[Interface dataset entries]
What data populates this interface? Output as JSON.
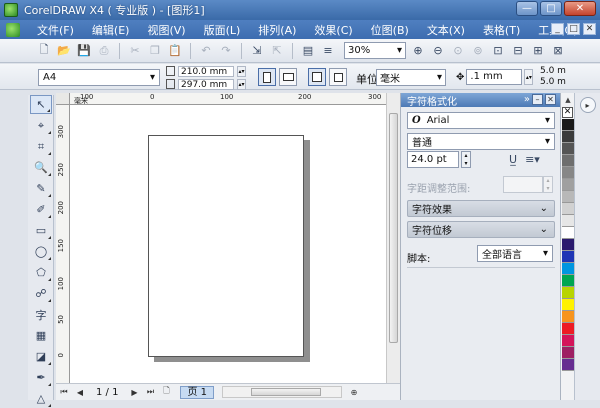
{
  "window": {
    "title": "CorelDRAW X4 ( 专业版 ) - [图形1]",
    "buttons": {
      "minimize": "—",
      "maximize": "□",
      "close": "✕"
    }
  },
  "menu": {
    "items": [
      "文件(F)",
      "编辑(E)",
      "视图(V)",
      "版面(L)",
      "排列(A)",
      "效果(C)",
      "位图(B)",
      "文本(X)",
      "表格(T)",
      "工具(O)"
    ],
    "controls": [
      "_",
      "□",
      "✕"
    ]
  },
  "standard_toolbar": {
    "zoom_value": "30%",
    "icons": [
      "new-icon",
      "open-icon",
      "save-icon",
      "print-icon",
      "cut-icon",
      "copy-icon",
      "paste-icon",
      "undo-icon",
      "redo-icon",
      "import-icon",
      "export-icon",
      "application-launcher-icon",
      "welcome-icon",
      "zoom-levels",
      "zoom-in-icon",
      "zoom-out-icon",
      "zoom-selected-icon",
      "zoom-all-icon",
      "zoom-page-icon",
      "zoom-width-icon",
      "zoom-height-icon",
      "pan-icon"
    ]
  },
  "property_bar": {
    "page_size": "A4",
    "width": "210.0 mm",
    "height": "297.0 mm",
    "unit_label": "单位:",
    "unit": "毫米",
    "nudge": ".1 mm",
    "duplicate_x": "5.0 m",
    "duplicate_y": "5.0 m"
  },
  "rulers": {
    "x_ticks": [
      "100",
      "0",
      "100",
      "200",
      "300"
    ],
    "x_unit": "毫米",
    "y_ticks": [
      "300",
      "250",
      "200",
      "150",
      "100",
      "50",
      "0"
    ]
  },
  "status": {
    "page_count": "1 / 1",
    "page_tab": "页 1"
  },
  "docker": {
    "title": "字符格式化",
    "font_name": "Arial",
    "font_style": "普通",
    "font_size": "24.0 pt",
    "range_label": "字距调整范围:",
    "sections": [
      "字符效果",
      "字符位移"
    ],
    "script_label": "脚本:",
    "script_value": "全部语言"
  },
  "palette": {
    "colors": [
      "#1a1a1a",
      "#3b3b3b",
      "#555555",
      "#6e6e6e",
      "#878787",
      "#a0a0a0",
      "#b8b8b8",
      "#d1d1d1",
      "#e6e6e6",
      "#ffffff",
      "#2a1a6e",
      "#1f35b5",
      "#0096e0",
      "#00a651",
      "#b8d400",
      "#fff200",
      "#f7941d",
      "#ed1c24",
      "#d4145a",
      "#9e1f63",
      "#662d91"
    ]
  }
}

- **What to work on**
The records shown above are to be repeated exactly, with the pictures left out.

- **Reply**
What data populates this interface? Output as JSON.
{
  "window": {
    "title": "CorelDRAW X4 ( 专业版 ) - [图形1]",
    "buttons": {
      "minimize": "—",
      "maximize": "□",
      "close": "✕"
    }
  },
  "menu": {
    "items": [
      "文件(F)",
      "编辑(E)",
      "视图(V)",
      "版面(L)",
      "排列(A)",
      "效果(C)",
      "位图(B)",
      "文本(X)",
      "表格(T)",
      "工具(O)"
    ],
    "controls": [
      "_",
      "□",
      "✕"
    ]
  },
  "standard_toolbar": {
    "zoom_value": "30%",
    "icons": [
      "new-icon",
      "open-icon",
      "save-icon",
      "print-icon",
      "cut-icon",
      "copy-icon",
      "paste-icon",
      "undo-icon",
      "redo-icon",
      "import-icon",
      "export-icon",
      "application-launcher-icon",
      "welcome-icon",
      "zoom-levels",
      "zoom-in-icon",
      "zoom-out-icon",
      "zoom-selected-icon",
      "zoom-all-icon",
      "zoom-page-icon",
      "zoom-width-icon",
      "zoom-height-icon",
      "pan-icon"
    ]
  },
  "property_bar": {
    "page_size": "A4",
    "width": "210.0 mm",
    "height": "297.0 mm",
    "unit_label": "单位:",
    "unit": "毫米",
    "nudge": ".1 mm",
    "duplicate_x": "5.0 m",
    "duplicate_y": "5.0 m"
  },
  "rulers": {
    "x_ticks": [
      "100",
      "0",
      "100",
      "200",
      "300"
    ],
    "x_unit": "毫米",
    "y_ticks": [
      "300",
      "250",
      "200",
      "150",
      "100",
      "50",
      "0"
    ]
  },
  "status": {
    "page_count": "1 / 1",
    "page_tab": "页 1"
  },
  "docker": {
    "title": "字符格式化",
    "font_name": "Arial",
    "font_style": "普通",
    "font_size": "24.0 pt",
    "range_label": "字距调整范围:",
    "sections": [
      "字符效果",
      "字符位移"
    ],
    "script_label": "脚本:",
    "script_value": "全部语言"
  },
  "palette": {
    "colors": [
      "#1a1a1a",
      "#3b3b3b",
      "#555555",
      "#6e6e6e",
      "#878787",
      "#a0a0a0",
      "#b8b8b8",
      "#d1d1d1",
      "#e6e6e6",
      "#ffffff",
      "#2a1a6e",
      "#1f35b5",
      "#0096e0",
      "#00a651",
      "#b8d400",
      "#fff200",
      "#f7941d",
      "#ed1c24",
      "#d4145a",
      "#9e1f63",
      "#662d91"
    ]
  }
}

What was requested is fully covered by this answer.